↓↓↓
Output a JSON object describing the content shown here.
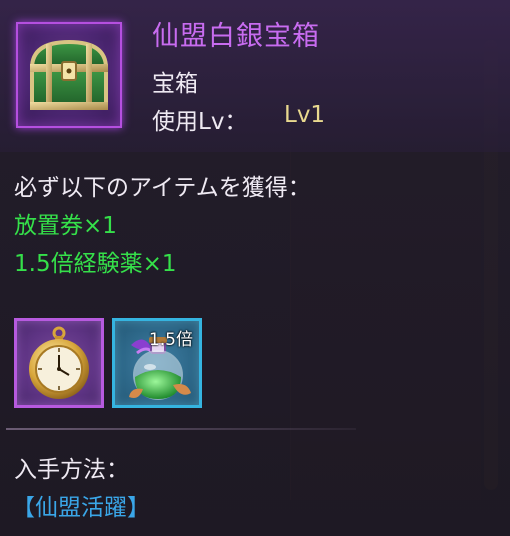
{
  "item": {
    "title": "仙盟白銀宝箱",
    "type": "宝箱",
    "level_label": "使用Lv：",
    "level_value": "Lv1",
    "icon": "treasure-chest-icon",
    "frame_color": "#b54fe0"
  },
  "description": "必ず以下のアイテムを獲得：",
  "rewards": [
    {
      "label": "放置券×1",
      "icon": "pocket-watch-icon",
      "slot_color": "#b75adf"
    },
    {
      "label": "1.5倍経験薬×1",
      "icon": "exp-potion-icon",
      "slot_color": "#35b4e0",
      "badge": "1.5倍"
    }
  ],
  "source": {
    "label": "入手方法：",
    "value": "【仙盟活躍】"
  },
  "colors": {
    "title": "#c86cf0",
    "reward_text": "#35e04a",
    "level_value": "#e9d98f",
    "source_value": "#3aa6e8"
  }
}
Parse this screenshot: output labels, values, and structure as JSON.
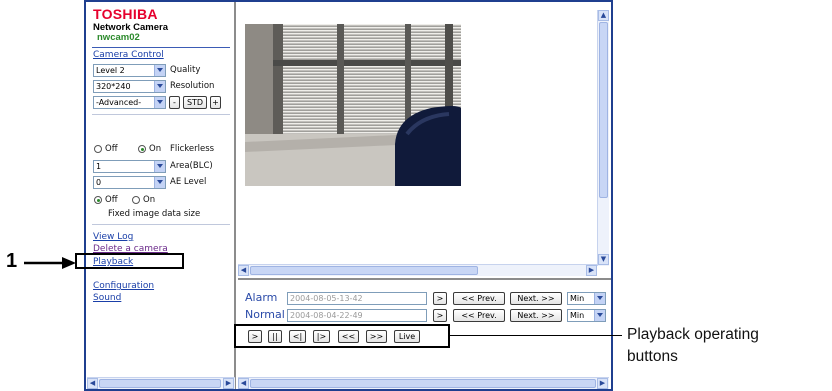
{
  "header": {
    "logo": "TOSHIBA",
    "product": "Network Camera",
    "camera_name": "nwcam02"
  },
  "camera_control": {
    "title": "Camera Control",
    "quality": {
      "value": "Level 2",
      "label": "Quality"
    },
    "resolution": {
      "value": "320*240",
      "label": "Resolution"
    },
    "advanced": {
      "value": "-Advanced-",
      "minus": "-",
      "std": "STD",
      "plus": "+"
    },
    "flicker": {
      "off": "Off",
      "on": "On",
      "label": "Flickerless"
    },
    "area": {
      "value": "1",
      "label": "Area(BLC)"
    },
    "ae": {
      "value": "0",
      "label": "AE Level"
    },
    "fixed": {
      "off": "Off",
      "on": "On",
      "label": "Fixed image data size"
    }
  },
  "links": {
    "view_log": "View Log",
    "delete_camera": "Delete a camera",
    "playback": "Playback",
    "configuration": "Configuration",
    "sound": "Sound"
  },
  "playback": {
    "alarm_label": "Alarm",
    "alarm_value": "2004-08-05-13-42",
    "normal_label": "Normal",
    "normal_value": "2004-08-04-22-49",
    "go": ">",
    "prev": "<< Prev.",
    "next": "Next. >>",
    "unit": "Min",
    "controls": [
      ">",
      "||",
      "<|",
      "|>",
      "<<",
      ">>",
      "Live"
    ]
  },
  "annotations": {
    "number": "1",
    "callout_line1": "Playback operating",
    "callout_line2": "buttons"
  }
}
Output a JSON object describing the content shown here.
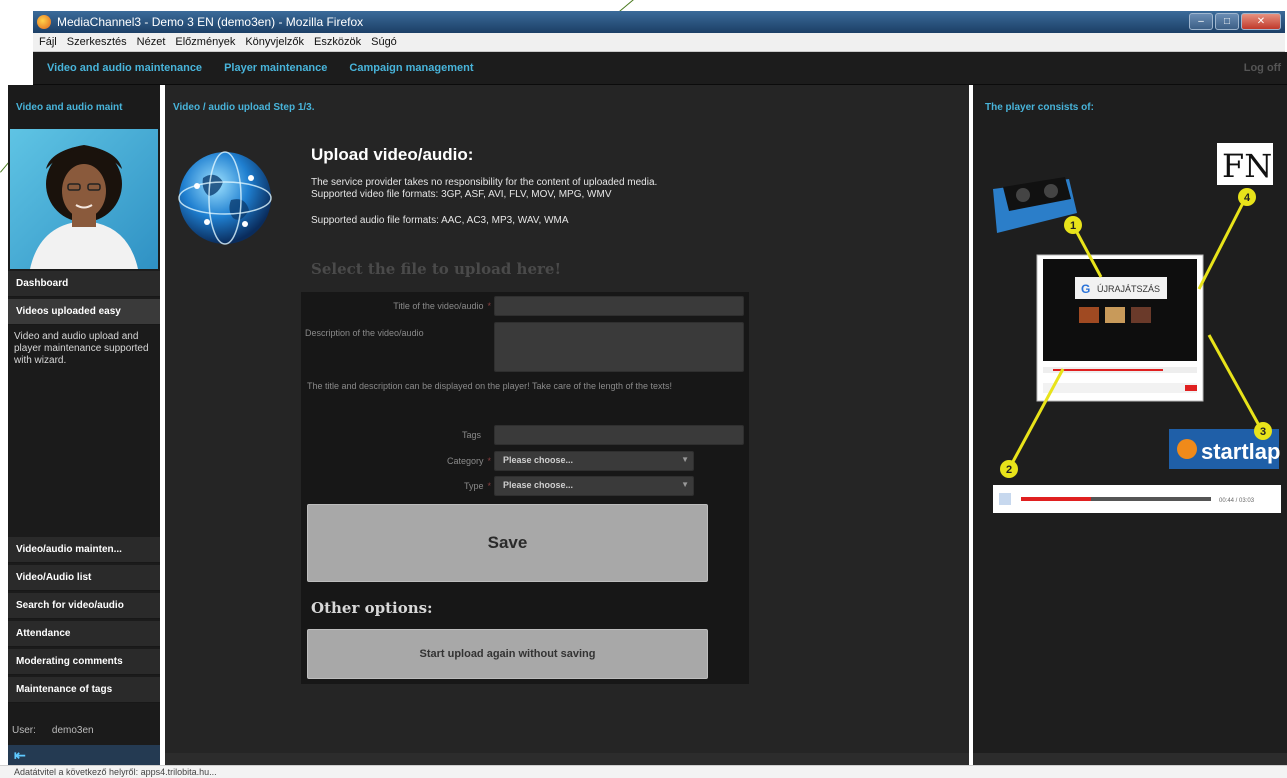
{
  "browser": {
    "window_title": "MediaChannel3 - Demo 3 EN (demo3en) - Mozilla Firefox",
    "menu": [
      "Fájl",
      "Szerkesztés",
      "Nézet",
      "Előzmények",
      "Könyvjelzők",
      "Eszközök",
      "Súgó"
    ],
    "status_text": "Adatátvitel a következő helyről: apps4.trilobita.hu..."
  },
  "nav": {
    "links": [
      "Video and audio maintenance",
      "Player maintenance",
      "Campaign management"
    ],
    "logoff": "Log off"
  },
  "sidebar": {
    "header": "Video and audio maint",
    "dashboard": "Dashboard",
    "active_item": "Videos uploaded easy",
    "description": "Video and audio upload and player maintenance supported with wizard.",
    "items": [
      "Video/audio mainten...",
      "Video/Audio list",
      "Search for video/audio",
      "Attendance",
      "Moderating comments",
      "Maintenance of tags"
    ],
    "user_label": "User:",
    "user_name": "demo3en"
  },
  "main": {
    "header": "Video / audio upload Step 1/3.",
    "upload_title": "Upload video/audio:",
    "disclaimer": "The service provider takes no responsibility for the content of uploaded media.",
    "video_formats": "Supported video file formats: 3GP, ASF, AVI, FLV, MOV, MPG, WMV",
    "audio_formats": "Supported audio file formats: AAC, AC3, MP3, WAV, WMA",
    "select_heading": "Select the file to upload here!",
    "form": {
      "title_label": "Title of the video/audio",
      "title_value": "",
      "description_label": "Description of the video/audio",
      "description_value": "",
      "note": "The title and description can be displayed on the player! Take care of the length of the texts!",
      "tags_label": "Tags",
      "tags_value": "",
      "category_label": "Category",
      "category_value": "Please choose...",
      "type_label": "Type",
      "type_value": "Please choose...",
      "required_mark": "*"
    },
    "save_label": "Save",
    "other_options": "Other options:",
    "restart_label": "Start upload again without saving"
  },
  "right": {
    "header": "The player consists of:",
    "callouts": [
      "1",
      "2",
      "3",
      "4"
    ],
    "fn_logo": "FN",
    "startlap_logo": "startlap",
    "replay_text": "ÚJRAJÁTSZÁS",
    "player_time": "00:44 / 03:03"
  },
  "colors": {
    "accent_blue": "#48b4da",
    "callout_yellow": "#e8e31a",
    "progress_red": "#e02020",
    "panel_dark": "#252525"
  }
}
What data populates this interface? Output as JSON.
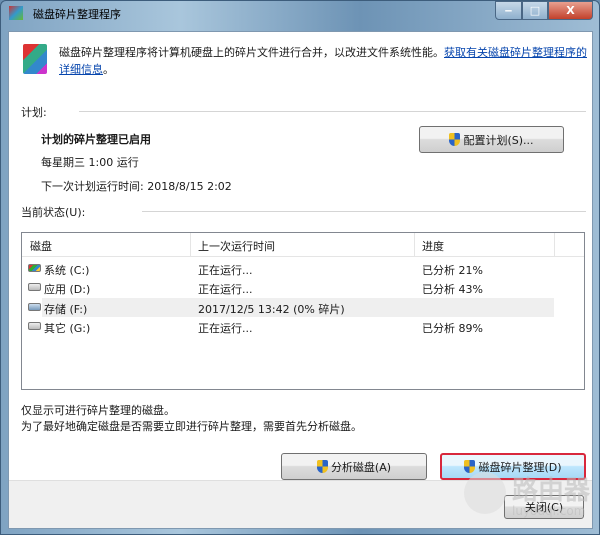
{
  "window": {
    "title": "磁盘碎片整理程序",
    "minimize": "‒",
    "maximize": "□",
    "close": "X"
  },
  "description": {
    "text": "磁盘碎片整理程序将计算机硬盘上的碎片文件进行合并，以改进文件系统性能。",
    "link": "获取有关磁盘碎片整理程序的详细信息",
    "end": "。"
  },
  "schedule": {
    "section": "计划:",
    "status": "计划的碎片整理已启用",
    "frequency": "每星期三  1:00 运行",
    "next_run": "下一次计划运行时间: 2018/8/15 2:02",
    "configure_button": "配置计划(S)..."
  },
  "current": {
    "section": "当前状态(U):",
    "columns": [
      "磁盘",
      "上一次运行时间",
      "进度"
    ],
    "rows": [
      {
        "disk": "系统 (C:)",
        "last_run": "正在运行...",
        "progress": "已分析 21%",
        "icon": "system-drive-icon"
      },
      {
        "disk": "应用 (D:)",
        "last_run": "正在运行...",
        "progress": "已分析 43%",
        "icon": "drive-icon"
      },
      {
        "disk": "存储 (F:)",
        "last_run": "2017/12/5 13:42 (0% 碎片)",
        "progress": "",
        "icon": "drive-icon"
      },
      {
        "disk": "其它 (G:)",
        "last_run": "正在运行...",
        "progress": "已分析 89%",
        "icon": "drive-icon"
      }
    ]
  },
  "notes": [
    "仅显示可进行碎片整理的磁盘。",
    "为了最好地确定磁盘是否需要立即进行碎片整理，需要首先分析磁盘。"
  ],
  "buttons": {
    "analyze": "分析磁盘(A)",
    "defrag": "磁盘碎片整理(D)",
    "close": "关闭(C)"
  },
  "watermark": {
    "text": "路由器",
    "sub": "luyouqi.com"
  }
}
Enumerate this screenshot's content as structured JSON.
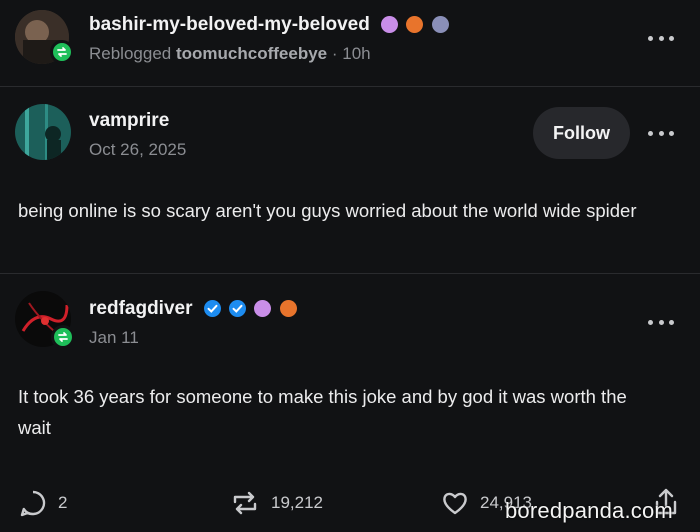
{
  "reblog": {
    "username": "bashir-my-beloved-my-beloved",
    "reblogged_prefix": "Reblogged",
    "reblogged_from": "toomuchcoffeebye",
    "time": "· 10h"
  },
  "post": {
    "username": "vamprire",
    "date": "Oct 26, 2025",
    "follow_label": "Follow",
    "text": "being online is so scary aren't you guys worried about the world wide spider"
  },
  "reply": {
    "username": "redfagdiver",
    "date": "Jan 11",
    "text": "It took 36 years for someone to make this joke and by god it was worth the wait"
  },
  "footer": {
    "comments": "2",
    "reblogs": "19,212",
    "likes": "24,913"
  },
  "watermark": "boredpanda.com",
  "colors": {
    "background": "#111214",
    "reblog_green": "#1fbf5a",
    "verified_blue": "#1d8cf0",
    "badge_purple": "#c98ee8",
    "badge_orange": "#e8742c"
  }
}
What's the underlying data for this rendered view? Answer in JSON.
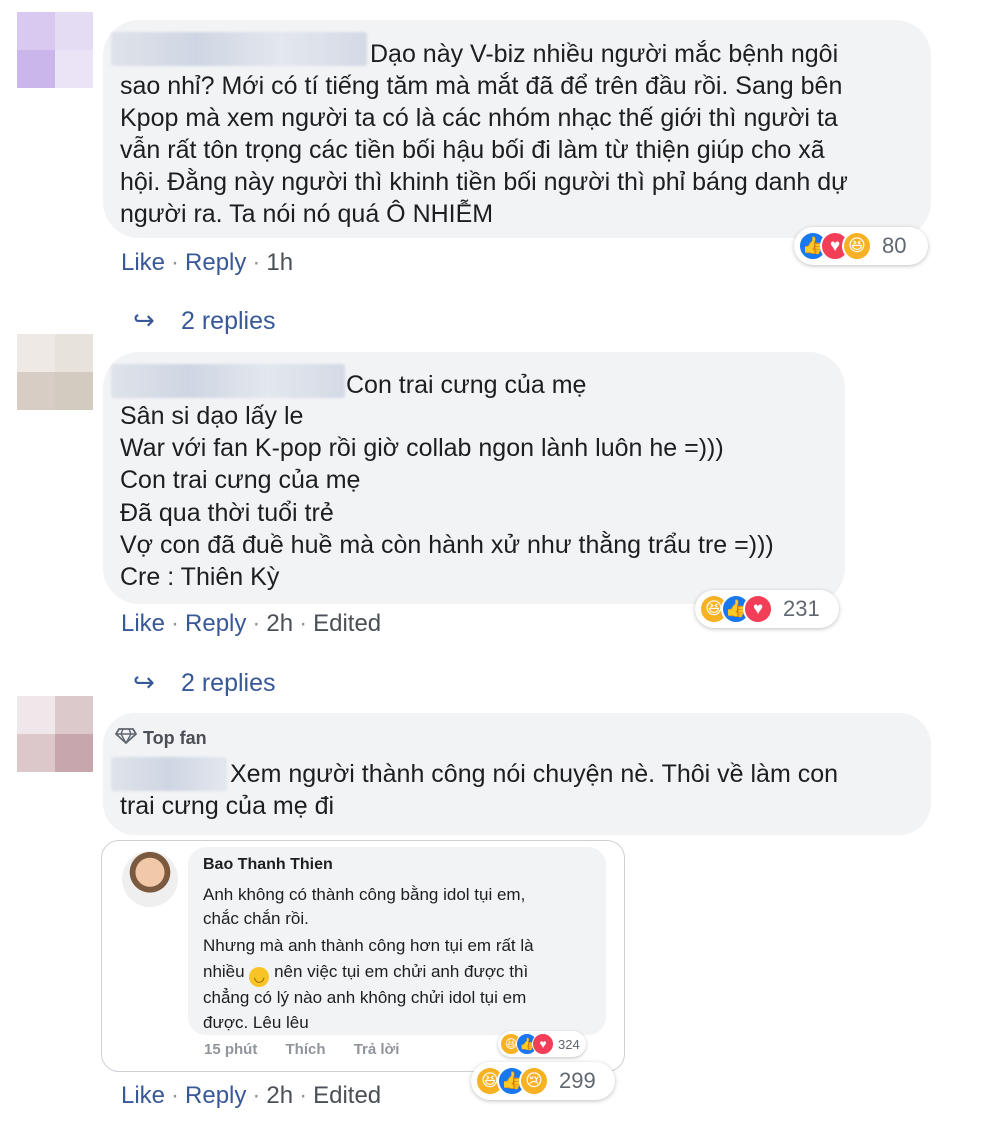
{
  "comments": [
    {
      "text_lines": [
        "Dạo này V-biz nhiều người mắc bệnh ngôi",
        "sao nhỉ? Mới có tí tiếng tăm mà mắt đã để trên đầu rồi. Sang bên",
        "Kpop mà xem người ta có là các nhóm nhạc thế giới thì người ta",
        "vẫn rất tôn trọng các tiền bối hậu bối đi làm từ thiện giúp cho xã",
        "hội. Đằng này người thì khinh tiền bối người thì phỉ báng danh dự",
        "người ra. Ta nói nó quá Ô NHIỄM"
      ],
      "like": "Like",
      "reply": "Reply",
      "time": "1h",
      "reaction_count": "80",
      "replies": "2 replies"
    },
    {
      "text_lines": [
        "Con trai cưng của mẹ",
        "Sân si dạo lấy le",
        "War với fan K-pop rồi giờ collab ngon lành luôn he =)))",
        "Con trai cưng của mẹ",
        "Đã qua thời tuổi trẻ",
        "Vợ con đã đuề huề mà còn hành xử như thằng trẩu tre =)))",
        "Cre : Thiên Kỳ"
      ],
      "like": "Like",
      "reply": "Reply",
      "time": "2h",
      "edited": "Edited",
      "reaction_count": "231",
      "replies": "2 replies"
    },
    {
      "badge": "Top fan",
      "text_lines": [
        "Xem người thành công nói chuyện nè. Thôi về làm con",
        "trai cưng của mẹ đi"
      ],
      "like": "Like",
      "reply": "Reply",
      "time": "2h",
      "edited": "Edited",
      "reaction_count": "299"
    }
  ],
  "embedded": {
    "name": "Bao Thanh Thien",
    "lines": [
      "Anh không có thành công bằng idol tụi em,",
      "chắc chắn rồi.",
      "Nhưng mà anh thành công hơn tụi em rất là",
      "nhiều",
      "nên việc tụi em chửi anh được thì",
      "chẳng có lý nào anh không chửi idol tụi em",
      "được. Lêu lêu"
    ],
    "time": "15 phút",
    "like": "Thích",
    "reply": "Trả lời",
    "reaction_count": "324"
  },
  "colors": {
    "link": "#385898",
    "bubble": "#f2f3f5",
    "like": "#1877f2",
    "love": "#f33e58",
    "haha": "#f7b125"
  }
}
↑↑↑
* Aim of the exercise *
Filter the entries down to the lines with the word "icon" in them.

* Result *
    "icon": "treasure-chest-icon",
      "icon": "pocket-watch-icon",
      "icon": "exp-potion-icon",
        "icon": "system-drive-icon"
        "icon": "drive-icon"
        "icon": "drive-icon"
        "icon": "drive-icon"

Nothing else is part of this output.